Meuer Farm Named Wisconsin Agricultural Tourism Association's 2013 Business of the Year

January 31, 2013

Shawn Reilly

Chilton Times Journal

With consumers focusing on eating fresh food and wanting to learn more about where their foods come from, the agriculture tourism business is one of the fastest growing segments in the tourism industry. One of the company’s leading the way in this field is Chilton’s Meuer Farms. The Wisconsin Agricultural Tourism Association recognized Meuer Farms by naming it the industry’s Business of the Year in January. For Dave and Leslie Meuer, the award symbolizes the commitment the have made in the farm. “It shows that we are not some flash-in-the-pan [business] that was here this year and not the next year,” Leslie says.” It’s something on the wall that says we’ve been working hard at this for a number of years now.” It’s been five years since Meuer Farms made the commitment into ag-tourism. Many people associate Meuer Farms with the elaborate corn maze they hold each fall. But there is more to the farm. There is the raw honey and the maple syrup in the spring. There’s the pick-your-own and pre-picked strawberries that are available in the early summer. But one of the key items is their hayrides which, unlike some are a short trip around the pasture, give the rider in-depth knowledge of the farm. “Our hayrides are educational,” Dave says. “They last 45 minutes and travel two miles. We actually go into the pasture to where the cows are and talk about the animals. We stop by the stream that runs through the property which is the Brothertown Creek and discuss where it comes from and where it goes. Our third stop is where we have 4,000 black walnut trees. A lot of people who live here and north have not seen them because they are usually grown south of here. We explain what they are and what they are used for. The next stop is where we talk about the maple syrup and explain everything that goes on from the collecting to the boiling. The last stop is by the bees.” The hayrides are interactive. Dave and Leslie encourage questions so that their riders get a full understanding of their farm. For groups that are really inquisitive, the hayride can be journey on farming in Wisconsin. “I’ve had groups from Hawaii and New York City,” Dave says. “Those rides end up being an hour and a half because they were not familiar with [Wisconsin farming].The Hawaiian group knew about bees and pollination and nothing else. The New York City group had no idea.” “They knew about concrete,” Leslie says. In addition to being interactive, they are also for everyone. The farm is handicapped accessible and so is the hayrides. Those with wheelchairs or need additional help can go directly on the wagon with no stairs involved. It’s a service the Meuers have in order to give everyone access to the farm. Last year, the Meuers estimate that nearly 20,000 people came to the farm. People came from all over the United States for a visit. And though it may be stretching to call Meuer Farm a world-wide destination, the farm does attract visitors from all across the country and from all over the world. “We tried something new, Leslie says. “We bought a map of the country and a map of the world and we marked on there where people were from. We’ve had exchange students in from the West Bank, Turkey and Iran. We had people from Ireland, Japan and Australia.” “We want to be farm that is an actual operating farm that visitors can come to and see the things that are going on and where you can learn,” Dave says. “That’s what we are about.”

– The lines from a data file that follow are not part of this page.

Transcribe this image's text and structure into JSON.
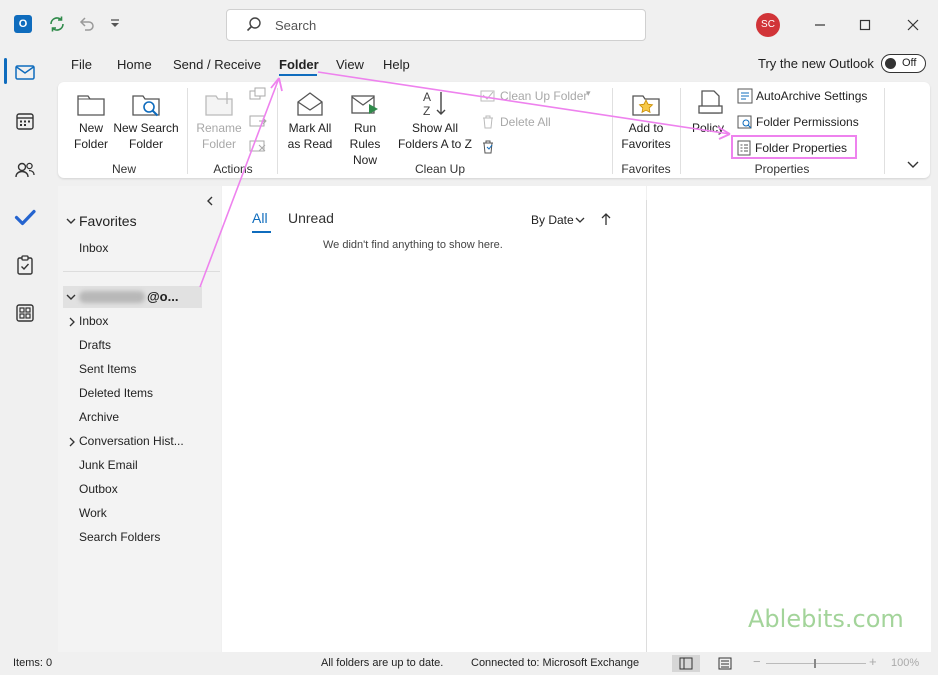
{
  "titlebar": {
    "app_icon_letter": "O",
    "search_placeholder": "Search",
    "avatar_initials": "SC",
    "icons": [
      "outlook-icon",
      "sync-icon",
      "undo-icon",
      "customize-qat-icon",
      "minimize-icon",
      "maximize-icon",
      "close-icon"
    ]
  },
  "menu": {
    "tabs": [
      "File",
      "Home",
      "Send / Receive",
      "Folder",
      "View",
      "Help"
    ],
    "active_tab": "Folder",
    "try_new_label": "Try the new Outlook",
    "toggle_label": "Off"
  },
  "ribbon": {
    "new_folder": [
      "New",
      "Folder"
    ],
    "new_search_folder": [
      "New Search",
      "Folder"
    ],
    "group_new": "New",
    "rename_folder": [
      "Rename",
      "Folder"
    ],
    "group_actions": "Actions",
    "mark_all_read": [
      "Mark All",
      "as Read"
    ],
    "run_rules": [
      "Run Rules",
      "Now"
    ],
    "show_all_folders": [
      "Show All",
      "Folders A to Z"
    ],
    "clean_up_folder": "Clean Up Folder",
    "delete_all": "Delete All",
    "group_cleanup": "Clean Up",
    "add_to_favorites": [
      "Add to",
      "Favorites"
    ],
    "group_favorites": "Favorites",
    "policy": "Policy",
    "autoarchive": "AutoArchive Settings",
    "folder_permissions": "Folder Permissions",
    "folder_properties": "Folder Properties",
    "group_properties": "Properties"
  },
  "nav": {
    "favorites_label": "Favorites",
    "favorites_items": [
      "Inbox"
    ],
    "account_suffix": "@o...",
    "folders": [
      "Inbox",
      "Drafts",
      "Sent Items",
      "Deleted Items",
      "Archive",
      "Conversation Hist...",
      "Junk Email",
      "Outbox",
      "Work",
      "Search Folders"
    ]
  },
  "list": {
    "tab_all": "All",
    "tab_unread": "Unread",
    "sort_label": "By Date",
    "empty_message": "We didn't find anything to show here."
  },
  "status": {
    "items": "Items: 0",
    "sync": "All folders are up to date.",
    "connection": "Connected to: Microsoft Exchange",
    "zoom": "100%"
  },
  "watermark": "Ablebits.com",
  "colors": {
    "accent": "#0f6cbd",
    "highlight": "#ee82ee",
    "avatar": "#d13438"
  }
}
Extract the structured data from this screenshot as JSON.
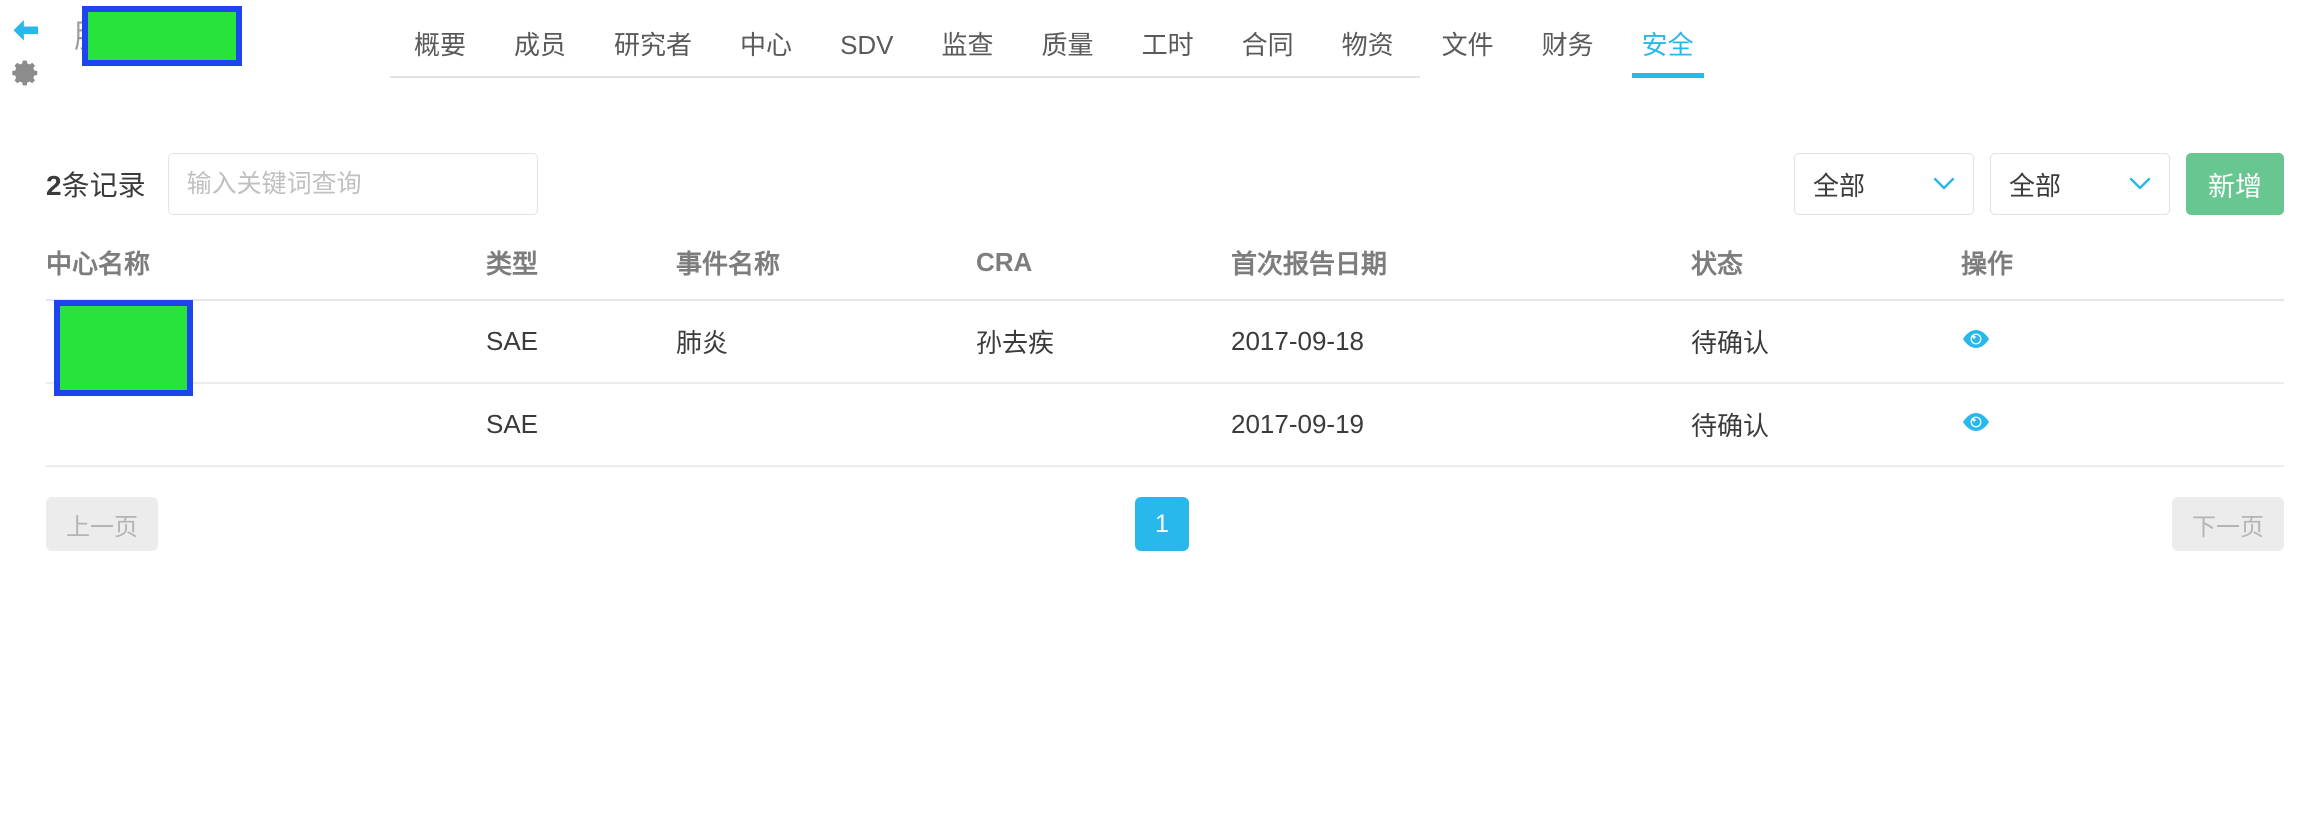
{
  "header": {
    "back_icon": "back-arrow-icon",
    "gear_icon": "gear-icon",
    "study_title": "胶囊",
    "tabs": [
      {
        "label": "概要",
        "active": false
      },
      {
        "label": "成员",
        "active": false
      },
      {
        "label": "研究者",
        "active": false
      },
      {
        "label": "中心",
        "active": false
      },
      {
        "label": "SDV",
        "active": false
      },
      {
        "label": "监查",
        "active": false
      },
      {
        "label": "质量",
        "active": false
      },
      {
        "label": "工时",
        "active": false
      },
      {
        "label": "合同",
        "active": false
      },
      {
        "label": "物资",
        "active": false
      },
      {
        "label": "文件",
        "active": false
      },
      {
        "label": "财务",
        "active": false
      },
      {
        "label": "安全",
        "active": true
      }
    ]
  },
  "toolbar": {
    "record_count_number": "2",
    "record_count_suffix": "条记录",
    "search_placeholder": "输入关键词查询",
    "search_value": "",
    "filter_one": "全部",
    "filter_two": "全部",
    "add_label": "新增"
  },
  "table": {
    "columns": [
      "中心名称",
      "类型",
      "事件名称",
      "CRA",
      "首次报告日期",
      "状态",
      "操作"
    ],
    "rows": [
      {
        "center": "",
        "type": "SAE",
        "event": "肺炎",
        "cra": "孙去疾",
        "first_report_date": "2017-09-18",
        "status": "待确认",
        "action_icon": "eye-icon"
      },
      {
        "center": "",
        "type": "SAE",
        "event": "",
        "cra": "",
        "first_report_date": "2017-09-19",
        "status": "待确认",
        "action_icon": "eye-icon"
      }
    ]
  },
  "pagination": {
    "prev_label": "上一页",
    "current_page": "1",
    "next_label": "下一页"
  },
  "colors": {
    "accent_cyan": "#29b8ec",
    "add_green": "#68c690",
    "redaction_fill": "#27e33c",
    "redaction_border": "#1d44ef",
    "text_primary": "#3b3b3b",
    "text_muted": "#7d7d7d"
  }
}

Click here to read the article from the Chilton Times Journal website »